Monday, March 18, 2013
275 Thames Street
This isn't your average old wreck though. It was the first chapel built by London's black community, mainly fugitive slaves who arrived via the Underground Railroad. It was originally named the African Methodist Episcopal Church and was later renamed the British Methodist Episcopal Church.
Abolitionist John Brown spoke here in 1858, appealing for funds to fight slavery in the United States. In all probability, Brown's plan was to form a black military company which would join other black fighting units from Ontario to bring about his proposed abolitionist revolution. The following year, his raid on Harpers Ferry acted as a catalyst bringing about the American Civil War.
Eventually the black community founded another church on Grey Street and 275 Thames Street became a residence. In August 1986, an historic plaque was placed on the building by the London Public Library Board. The plaque has since gone missing.

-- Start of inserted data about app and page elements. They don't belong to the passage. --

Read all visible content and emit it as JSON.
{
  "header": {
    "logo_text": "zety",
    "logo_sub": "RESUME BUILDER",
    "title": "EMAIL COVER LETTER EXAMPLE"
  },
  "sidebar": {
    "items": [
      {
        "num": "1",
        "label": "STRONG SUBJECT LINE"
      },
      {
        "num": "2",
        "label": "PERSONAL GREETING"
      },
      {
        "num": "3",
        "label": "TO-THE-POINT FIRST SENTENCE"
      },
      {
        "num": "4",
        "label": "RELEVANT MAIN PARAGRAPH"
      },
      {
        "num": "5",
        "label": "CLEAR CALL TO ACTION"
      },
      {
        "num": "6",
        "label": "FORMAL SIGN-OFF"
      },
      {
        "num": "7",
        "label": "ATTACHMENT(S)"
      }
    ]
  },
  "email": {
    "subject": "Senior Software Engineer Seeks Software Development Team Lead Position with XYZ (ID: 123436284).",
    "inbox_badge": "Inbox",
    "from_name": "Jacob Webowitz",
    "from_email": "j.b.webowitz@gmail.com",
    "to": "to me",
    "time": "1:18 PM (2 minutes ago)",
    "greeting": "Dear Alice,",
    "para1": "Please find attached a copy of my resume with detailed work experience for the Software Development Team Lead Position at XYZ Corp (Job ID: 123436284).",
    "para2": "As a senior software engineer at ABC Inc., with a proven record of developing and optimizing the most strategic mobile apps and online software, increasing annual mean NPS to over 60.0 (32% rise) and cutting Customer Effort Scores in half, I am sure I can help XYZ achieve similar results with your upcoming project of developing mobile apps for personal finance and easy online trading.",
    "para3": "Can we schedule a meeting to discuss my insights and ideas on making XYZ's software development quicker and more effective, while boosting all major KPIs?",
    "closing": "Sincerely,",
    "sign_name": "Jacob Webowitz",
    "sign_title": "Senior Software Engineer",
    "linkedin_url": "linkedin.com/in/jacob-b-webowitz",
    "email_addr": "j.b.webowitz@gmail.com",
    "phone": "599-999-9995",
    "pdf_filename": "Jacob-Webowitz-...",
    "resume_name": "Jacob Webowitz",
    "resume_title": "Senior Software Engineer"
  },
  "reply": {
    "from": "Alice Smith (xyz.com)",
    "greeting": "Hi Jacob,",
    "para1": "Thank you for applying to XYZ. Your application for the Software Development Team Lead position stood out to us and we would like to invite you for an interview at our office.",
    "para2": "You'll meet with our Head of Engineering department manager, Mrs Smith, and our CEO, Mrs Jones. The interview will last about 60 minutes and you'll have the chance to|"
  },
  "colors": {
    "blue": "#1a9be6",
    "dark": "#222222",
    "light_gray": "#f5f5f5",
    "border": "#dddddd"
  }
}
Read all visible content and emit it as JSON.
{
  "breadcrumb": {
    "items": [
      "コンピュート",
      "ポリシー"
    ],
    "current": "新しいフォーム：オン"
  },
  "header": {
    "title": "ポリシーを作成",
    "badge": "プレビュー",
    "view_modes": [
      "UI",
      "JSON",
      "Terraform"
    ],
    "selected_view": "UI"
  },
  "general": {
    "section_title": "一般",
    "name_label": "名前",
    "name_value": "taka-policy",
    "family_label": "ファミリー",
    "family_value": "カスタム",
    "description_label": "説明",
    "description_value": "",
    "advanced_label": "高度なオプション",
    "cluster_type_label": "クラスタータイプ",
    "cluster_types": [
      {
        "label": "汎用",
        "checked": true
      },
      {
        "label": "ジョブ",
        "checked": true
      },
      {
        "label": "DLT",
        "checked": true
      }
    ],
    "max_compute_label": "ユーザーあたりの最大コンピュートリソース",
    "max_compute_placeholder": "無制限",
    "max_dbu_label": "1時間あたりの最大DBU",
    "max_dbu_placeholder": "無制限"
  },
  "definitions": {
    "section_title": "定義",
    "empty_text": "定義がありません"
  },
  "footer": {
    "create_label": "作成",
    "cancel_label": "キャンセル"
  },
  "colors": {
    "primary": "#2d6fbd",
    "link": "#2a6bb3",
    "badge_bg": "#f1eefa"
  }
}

Londoners, and Canadians in general, should be proud of Canada's role as sanctuary during the years before the Civil War. This is not a building to be lost. Somehow, a solution must be found.
Update, March 21 - A meeting will be held tomorrow night, Friday, March 22, at 6:00 pm, at Beth Emmanuel Church, 430 Grey Street, for all those interested in finding a way to save this building.
Update, March 29 - Fundraising efforts to move this building to a new site on Grey Street are well under way. Donations are glady accepted. See this site for more details.
Update, April 24 - Word is the building will be moved to its new site first, then designated. And gosh, even the mayor is behind this project, suggesting city hall can supply the cash for an archaeological assessment of the current site. Wonder what they'll turn up?